Product leaders will have also learned more about:

  • How to keep their teams engaged and motivated e.g. by trusting them to get on and do their work.
  • The value of regular check-ins.
  • How to be flexible with demands on teams and team members.
  • Their team and how they like to work.
  • How to effectively communicate across different mediums.
  • How to adapt their leadership style to a remote context.


But it does not stop here, once the new normal arrives, the challenge is for everyone to review how the period played out (positives and negatives), what was learnt along the way and how this can be integrated into being better co-workers and leaders.


Also as employees return to the office, there will be a need to provide reintegration support for those who face challenges adjusting to an environment they have not been in for months.
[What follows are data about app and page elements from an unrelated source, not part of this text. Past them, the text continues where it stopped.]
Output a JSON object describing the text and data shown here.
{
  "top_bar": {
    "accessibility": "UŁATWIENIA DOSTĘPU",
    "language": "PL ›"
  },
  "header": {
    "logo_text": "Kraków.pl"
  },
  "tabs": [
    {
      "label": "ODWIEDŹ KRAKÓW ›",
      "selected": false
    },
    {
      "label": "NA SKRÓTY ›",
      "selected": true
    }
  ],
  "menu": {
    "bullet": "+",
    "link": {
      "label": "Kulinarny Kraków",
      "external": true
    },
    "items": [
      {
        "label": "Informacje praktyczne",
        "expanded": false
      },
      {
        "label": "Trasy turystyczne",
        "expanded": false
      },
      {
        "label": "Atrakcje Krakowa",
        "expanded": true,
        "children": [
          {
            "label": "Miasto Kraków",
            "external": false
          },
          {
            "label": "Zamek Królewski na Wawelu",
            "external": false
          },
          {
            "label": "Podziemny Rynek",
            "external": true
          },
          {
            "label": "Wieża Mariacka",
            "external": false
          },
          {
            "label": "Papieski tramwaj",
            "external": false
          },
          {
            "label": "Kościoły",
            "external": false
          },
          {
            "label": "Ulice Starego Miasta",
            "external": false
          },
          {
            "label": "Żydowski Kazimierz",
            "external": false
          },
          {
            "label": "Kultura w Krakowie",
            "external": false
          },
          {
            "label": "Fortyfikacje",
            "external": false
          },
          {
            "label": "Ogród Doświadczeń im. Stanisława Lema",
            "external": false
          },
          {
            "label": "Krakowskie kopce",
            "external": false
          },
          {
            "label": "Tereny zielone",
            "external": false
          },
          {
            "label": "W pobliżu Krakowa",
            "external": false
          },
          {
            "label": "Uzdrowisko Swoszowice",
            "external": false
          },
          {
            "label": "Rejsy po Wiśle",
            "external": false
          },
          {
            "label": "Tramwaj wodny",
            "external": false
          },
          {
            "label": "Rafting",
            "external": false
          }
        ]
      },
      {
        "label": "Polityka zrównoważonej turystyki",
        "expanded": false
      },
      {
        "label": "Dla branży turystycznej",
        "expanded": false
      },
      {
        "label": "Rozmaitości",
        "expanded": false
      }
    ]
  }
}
A new future or just hype?

Ultimately, the experience of this period can be a catalyst for change or a hype cycle that is quickly reversed. I think (or at least hope) that it will be the former, but only if we all contribute and play our part as drivers of change that help our customers, teams and businesses return to success or be more successful than before.


Good luck as you navigate your way into the new future. Let me know what you’re doing and if you’d like to delve into any of the topics – book a chat below.



[ii] Although this list paints a positive picture, there may be some negatives, particularly in the area of health and well-being.



[v] Don’t forget that Uber and Airbnb were born around the time of the 2008 financial crash!

[vi] I think there is a lot more to come from video conferencing tools e.g. using VR or AR to create environments that better mimic face-to-face interactions and office settings. Just image sitting in a virtual room that looked like an office or a family members home!

[vii] Satya Nadella was able to achieve this at Microsoft when they had the potential to become irrelevant. The changes he made will have helped Microsoft weather this and the previous storms that were coming their way. Could this be your moment?